§ **ABOUT THIS EXERCISE**
Please report how many lines in the data underneath hold the word "ffffff", with no other text.

---+---

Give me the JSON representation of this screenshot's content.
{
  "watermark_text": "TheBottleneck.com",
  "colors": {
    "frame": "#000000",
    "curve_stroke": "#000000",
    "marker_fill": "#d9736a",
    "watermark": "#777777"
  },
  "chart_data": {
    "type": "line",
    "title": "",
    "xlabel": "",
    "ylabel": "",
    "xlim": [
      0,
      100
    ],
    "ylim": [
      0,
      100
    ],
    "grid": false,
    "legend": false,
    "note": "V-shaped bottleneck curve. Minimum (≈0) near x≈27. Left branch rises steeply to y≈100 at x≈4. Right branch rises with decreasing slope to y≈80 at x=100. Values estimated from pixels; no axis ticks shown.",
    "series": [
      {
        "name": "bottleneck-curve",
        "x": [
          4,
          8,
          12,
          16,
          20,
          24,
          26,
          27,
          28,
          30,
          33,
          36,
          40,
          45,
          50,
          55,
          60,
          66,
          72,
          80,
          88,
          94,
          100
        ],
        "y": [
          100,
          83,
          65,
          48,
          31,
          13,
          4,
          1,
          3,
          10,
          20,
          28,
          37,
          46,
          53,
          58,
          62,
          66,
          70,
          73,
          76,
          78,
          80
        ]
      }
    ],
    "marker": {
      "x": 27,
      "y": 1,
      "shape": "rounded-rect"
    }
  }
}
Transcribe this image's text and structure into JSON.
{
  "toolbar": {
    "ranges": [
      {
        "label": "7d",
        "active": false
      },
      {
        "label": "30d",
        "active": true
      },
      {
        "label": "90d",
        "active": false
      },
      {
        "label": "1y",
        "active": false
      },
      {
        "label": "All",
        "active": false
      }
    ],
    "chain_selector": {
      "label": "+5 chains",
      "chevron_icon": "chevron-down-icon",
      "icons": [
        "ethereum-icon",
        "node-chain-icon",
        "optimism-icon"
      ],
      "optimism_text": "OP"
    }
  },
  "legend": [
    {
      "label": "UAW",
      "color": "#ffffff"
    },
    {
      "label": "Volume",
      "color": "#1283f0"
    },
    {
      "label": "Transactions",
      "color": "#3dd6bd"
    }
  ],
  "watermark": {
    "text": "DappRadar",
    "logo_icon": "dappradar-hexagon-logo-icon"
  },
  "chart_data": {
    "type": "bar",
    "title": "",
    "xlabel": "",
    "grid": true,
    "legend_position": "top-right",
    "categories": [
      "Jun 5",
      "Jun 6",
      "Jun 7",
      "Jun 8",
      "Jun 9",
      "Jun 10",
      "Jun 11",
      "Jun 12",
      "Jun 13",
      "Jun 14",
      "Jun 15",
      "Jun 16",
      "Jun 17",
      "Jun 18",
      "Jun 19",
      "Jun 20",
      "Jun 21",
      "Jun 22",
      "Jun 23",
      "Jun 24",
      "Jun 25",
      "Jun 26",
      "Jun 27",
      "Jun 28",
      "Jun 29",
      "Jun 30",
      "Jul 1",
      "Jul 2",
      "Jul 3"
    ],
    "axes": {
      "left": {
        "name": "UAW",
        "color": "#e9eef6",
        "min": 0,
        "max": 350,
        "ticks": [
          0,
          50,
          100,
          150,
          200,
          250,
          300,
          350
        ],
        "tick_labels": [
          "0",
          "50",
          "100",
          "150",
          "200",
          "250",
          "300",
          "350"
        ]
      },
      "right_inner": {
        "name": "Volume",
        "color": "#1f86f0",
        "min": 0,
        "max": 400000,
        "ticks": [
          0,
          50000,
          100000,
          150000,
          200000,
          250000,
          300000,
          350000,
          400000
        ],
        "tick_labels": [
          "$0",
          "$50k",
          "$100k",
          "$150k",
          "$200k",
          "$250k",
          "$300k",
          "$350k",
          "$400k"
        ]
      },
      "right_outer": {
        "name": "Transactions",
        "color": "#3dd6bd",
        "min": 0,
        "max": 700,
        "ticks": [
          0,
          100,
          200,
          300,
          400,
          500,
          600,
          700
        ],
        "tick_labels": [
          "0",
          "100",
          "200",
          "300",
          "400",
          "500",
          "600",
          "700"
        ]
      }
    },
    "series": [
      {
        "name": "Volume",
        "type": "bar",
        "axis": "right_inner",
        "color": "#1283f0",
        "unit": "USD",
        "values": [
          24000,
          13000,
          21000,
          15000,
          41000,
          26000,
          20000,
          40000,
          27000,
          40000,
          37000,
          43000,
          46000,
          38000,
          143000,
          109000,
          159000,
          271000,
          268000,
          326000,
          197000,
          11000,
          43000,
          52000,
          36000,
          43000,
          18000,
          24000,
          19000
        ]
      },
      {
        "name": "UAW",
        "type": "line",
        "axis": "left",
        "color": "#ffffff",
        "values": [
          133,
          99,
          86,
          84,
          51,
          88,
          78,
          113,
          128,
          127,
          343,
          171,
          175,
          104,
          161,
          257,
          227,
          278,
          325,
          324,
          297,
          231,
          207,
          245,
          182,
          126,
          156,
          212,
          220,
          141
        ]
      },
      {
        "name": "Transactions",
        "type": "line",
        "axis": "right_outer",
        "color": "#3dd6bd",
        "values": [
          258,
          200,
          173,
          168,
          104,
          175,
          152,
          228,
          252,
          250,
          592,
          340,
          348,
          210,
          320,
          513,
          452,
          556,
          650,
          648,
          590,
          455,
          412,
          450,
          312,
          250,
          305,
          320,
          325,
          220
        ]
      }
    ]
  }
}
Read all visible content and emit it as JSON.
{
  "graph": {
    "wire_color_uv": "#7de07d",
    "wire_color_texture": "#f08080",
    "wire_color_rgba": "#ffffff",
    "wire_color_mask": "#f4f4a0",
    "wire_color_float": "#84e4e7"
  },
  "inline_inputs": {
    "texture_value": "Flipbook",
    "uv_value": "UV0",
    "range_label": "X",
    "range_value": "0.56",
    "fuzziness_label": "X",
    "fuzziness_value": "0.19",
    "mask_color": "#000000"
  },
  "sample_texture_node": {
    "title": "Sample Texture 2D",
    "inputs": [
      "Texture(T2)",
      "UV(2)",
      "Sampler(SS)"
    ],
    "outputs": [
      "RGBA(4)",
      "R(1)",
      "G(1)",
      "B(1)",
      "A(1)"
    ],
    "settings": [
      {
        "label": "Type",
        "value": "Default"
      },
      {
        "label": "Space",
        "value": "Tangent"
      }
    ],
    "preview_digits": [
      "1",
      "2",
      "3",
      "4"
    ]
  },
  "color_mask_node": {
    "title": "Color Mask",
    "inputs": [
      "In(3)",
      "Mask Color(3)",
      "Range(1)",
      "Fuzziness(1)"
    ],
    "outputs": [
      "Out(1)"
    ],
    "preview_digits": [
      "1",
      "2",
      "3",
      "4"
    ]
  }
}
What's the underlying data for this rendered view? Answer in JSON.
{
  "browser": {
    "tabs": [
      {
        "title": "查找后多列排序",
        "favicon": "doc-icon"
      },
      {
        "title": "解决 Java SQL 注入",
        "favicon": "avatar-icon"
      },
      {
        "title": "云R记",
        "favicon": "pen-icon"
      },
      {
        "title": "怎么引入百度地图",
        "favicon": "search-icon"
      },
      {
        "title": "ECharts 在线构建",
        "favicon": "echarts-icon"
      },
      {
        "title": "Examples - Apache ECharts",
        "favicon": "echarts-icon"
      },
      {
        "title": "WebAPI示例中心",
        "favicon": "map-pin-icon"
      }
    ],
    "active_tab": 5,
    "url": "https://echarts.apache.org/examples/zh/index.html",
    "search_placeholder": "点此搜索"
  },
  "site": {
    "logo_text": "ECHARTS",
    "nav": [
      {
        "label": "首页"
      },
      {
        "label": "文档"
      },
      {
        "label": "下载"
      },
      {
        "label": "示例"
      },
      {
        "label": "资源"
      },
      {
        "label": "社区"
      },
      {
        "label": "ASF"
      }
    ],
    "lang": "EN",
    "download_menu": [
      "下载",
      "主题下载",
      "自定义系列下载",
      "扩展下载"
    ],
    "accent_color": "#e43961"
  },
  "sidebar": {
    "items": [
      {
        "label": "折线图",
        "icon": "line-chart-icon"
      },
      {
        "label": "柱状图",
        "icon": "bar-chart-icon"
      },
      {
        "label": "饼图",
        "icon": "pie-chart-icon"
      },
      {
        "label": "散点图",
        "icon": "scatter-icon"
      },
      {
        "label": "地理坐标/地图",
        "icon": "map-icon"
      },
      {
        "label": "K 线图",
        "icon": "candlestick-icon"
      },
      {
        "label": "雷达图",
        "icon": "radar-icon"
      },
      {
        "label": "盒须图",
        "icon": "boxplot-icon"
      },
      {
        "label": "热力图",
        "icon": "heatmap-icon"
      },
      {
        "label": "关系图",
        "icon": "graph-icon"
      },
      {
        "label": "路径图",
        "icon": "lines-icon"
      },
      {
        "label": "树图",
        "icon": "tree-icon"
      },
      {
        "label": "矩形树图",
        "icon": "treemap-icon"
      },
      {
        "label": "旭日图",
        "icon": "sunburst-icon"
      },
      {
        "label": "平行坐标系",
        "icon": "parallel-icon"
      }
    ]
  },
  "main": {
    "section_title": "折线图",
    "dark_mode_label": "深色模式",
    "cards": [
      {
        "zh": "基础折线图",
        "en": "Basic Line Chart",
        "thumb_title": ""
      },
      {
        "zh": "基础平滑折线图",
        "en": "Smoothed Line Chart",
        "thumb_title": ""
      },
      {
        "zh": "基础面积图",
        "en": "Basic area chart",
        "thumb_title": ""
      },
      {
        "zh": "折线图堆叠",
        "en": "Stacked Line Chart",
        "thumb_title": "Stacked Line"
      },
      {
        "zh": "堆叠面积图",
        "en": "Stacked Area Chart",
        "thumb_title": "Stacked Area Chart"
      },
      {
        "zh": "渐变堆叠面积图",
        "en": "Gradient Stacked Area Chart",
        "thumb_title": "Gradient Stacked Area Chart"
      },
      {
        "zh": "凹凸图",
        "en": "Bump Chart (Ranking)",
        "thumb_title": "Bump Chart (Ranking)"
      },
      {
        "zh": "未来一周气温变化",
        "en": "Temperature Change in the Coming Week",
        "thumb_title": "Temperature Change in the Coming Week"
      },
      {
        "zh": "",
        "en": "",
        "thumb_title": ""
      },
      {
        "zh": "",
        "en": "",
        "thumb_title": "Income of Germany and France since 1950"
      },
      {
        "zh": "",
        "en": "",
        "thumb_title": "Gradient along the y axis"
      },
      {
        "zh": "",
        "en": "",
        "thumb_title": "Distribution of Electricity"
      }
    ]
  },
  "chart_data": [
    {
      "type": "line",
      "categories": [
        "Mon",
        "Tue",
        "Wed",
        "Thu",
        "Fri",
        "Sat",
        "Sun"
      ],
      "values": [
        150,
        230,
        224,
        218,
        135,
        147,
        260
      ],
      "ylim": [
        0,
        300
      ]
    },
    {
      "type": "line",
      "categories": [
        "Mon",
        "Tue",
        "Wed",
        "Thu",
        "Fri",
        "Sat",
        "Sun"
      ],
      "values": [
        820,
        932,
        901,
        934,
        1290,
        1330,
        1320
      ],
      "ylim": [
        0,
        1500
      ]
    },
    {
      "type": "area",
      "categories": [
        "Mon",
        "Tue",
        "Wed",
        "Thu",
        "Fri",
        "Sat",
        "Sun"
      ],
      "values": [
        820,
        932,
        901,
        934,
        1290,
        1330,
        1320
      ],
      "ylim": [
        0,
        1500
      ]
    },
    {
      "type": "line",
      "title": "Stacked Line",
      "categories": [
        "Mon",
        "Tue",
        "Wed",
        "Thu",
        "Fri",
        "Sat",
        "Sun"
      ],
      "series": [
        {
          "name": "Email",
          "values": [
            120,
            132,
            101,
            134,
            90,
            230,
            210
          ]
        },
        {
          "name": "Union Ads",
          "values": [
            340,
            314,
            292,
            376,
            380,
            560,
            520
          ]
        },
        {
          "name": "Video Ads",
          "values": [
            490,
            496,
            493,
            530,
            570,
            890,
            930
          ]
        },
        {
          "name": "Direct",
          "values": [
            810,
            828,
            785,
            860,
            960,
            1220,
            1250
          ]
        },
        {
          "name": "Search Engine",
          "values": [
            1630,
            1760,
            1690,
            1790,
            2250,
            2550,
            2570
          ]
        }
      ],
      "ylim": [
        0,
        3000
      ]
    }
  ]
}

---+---

§ **SOLVED EXERCISE**
3